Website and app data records

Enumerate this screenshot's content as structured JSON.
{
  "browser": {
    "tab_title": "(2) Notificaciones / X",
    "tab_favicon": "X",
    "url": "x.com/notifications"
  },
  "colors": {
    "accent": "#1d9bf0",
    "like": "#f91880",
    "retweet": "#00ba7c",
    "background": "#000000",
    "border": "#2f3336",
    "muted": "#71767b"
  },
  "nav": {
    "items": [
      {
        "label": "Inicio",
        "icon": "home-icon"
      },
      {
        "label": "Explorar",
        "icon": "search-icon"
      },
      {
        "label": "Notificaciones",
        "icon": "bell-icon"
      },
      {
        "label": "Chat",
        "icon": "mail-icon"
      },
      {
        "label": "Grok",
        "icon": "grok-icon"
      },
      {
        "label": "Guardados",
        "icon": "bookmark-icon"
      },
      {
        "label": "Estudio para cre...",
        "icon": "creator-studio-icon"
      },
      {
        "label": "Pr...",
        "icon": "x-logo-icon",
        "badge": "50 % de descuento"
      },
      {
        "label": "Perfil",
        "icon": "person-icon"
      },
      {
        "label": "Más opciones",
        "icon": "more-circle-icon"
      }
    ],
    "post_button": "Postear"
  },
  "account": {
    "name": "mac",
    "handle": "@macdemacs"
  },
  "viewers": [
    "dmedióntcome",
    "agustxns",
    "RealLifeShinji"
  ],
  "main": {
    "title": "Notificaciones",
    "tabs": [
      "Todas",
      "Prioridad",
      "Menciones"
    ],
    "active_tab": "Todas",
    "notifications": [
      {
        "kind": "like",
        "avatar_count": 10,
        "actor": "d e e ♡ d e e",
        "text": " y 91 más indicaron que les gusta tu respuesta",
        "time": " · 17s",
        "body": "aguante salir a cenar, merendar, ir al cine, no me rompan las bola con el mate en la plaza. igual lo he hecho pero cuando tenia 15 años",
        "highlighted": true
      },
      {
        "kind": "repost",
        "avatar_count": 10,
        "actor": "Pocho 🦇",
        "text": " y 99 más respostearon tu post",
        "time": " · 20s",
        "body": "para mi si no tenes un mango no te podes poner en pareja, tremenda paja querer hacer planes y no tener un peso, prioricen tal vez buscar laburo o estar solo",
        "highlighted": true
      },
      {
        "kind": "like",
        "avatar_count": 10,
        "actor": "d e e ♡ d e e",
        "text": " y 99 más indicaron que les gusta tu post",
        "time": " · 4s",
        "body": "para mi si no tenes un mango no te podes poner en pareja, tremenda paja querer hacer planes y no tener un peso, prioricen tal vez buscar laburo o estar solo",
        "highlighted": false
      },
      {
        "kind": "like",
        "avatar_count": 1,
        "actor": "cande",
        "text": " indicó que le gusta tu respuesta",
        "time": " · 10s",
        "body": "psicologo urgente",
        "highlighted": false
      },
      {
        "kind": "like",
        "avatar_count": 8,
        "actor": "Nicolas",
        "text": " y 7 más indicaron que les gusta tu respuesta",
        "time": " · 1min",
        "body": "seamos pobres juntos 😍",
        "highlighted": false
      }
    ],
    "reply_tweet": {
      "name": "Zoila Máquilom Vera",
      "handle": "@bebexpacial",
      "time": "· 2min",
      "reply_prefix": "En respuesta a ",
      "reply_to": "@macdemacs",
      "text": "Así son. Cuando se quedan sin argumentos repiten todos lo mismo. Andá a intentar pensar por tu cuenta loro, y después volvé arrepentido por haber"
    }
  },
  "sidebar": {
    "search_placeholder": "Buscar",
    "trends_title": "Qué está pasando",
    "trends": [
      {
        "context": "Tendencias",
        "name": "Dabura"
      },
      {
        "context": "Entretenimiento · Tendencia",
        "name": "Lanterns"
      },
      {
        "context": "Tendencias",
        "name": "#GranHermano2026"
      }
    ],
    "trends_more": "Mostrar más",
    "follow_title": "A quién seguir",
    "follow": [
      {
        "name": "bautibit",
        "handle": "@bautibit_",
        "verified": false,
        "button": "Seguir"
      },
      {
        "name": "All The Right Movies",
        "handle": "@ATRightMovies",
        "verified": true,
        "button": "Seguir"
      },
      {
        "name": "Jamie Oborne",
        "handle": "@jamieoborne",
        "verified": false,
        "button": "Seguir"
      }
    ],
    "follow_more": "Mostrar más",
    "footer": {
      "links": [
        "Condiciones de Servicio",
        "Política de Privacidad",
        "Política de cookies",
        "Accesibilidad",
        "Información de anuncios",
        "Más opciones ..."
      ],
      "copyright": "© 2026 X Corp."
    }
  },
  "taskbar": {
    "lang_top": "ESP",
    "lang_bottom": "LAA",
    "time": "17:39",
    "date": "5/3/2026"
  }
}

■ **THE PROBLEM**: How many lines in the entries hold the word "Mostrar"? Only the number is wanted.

■ **RESULT OF THE EXERCISE**: 2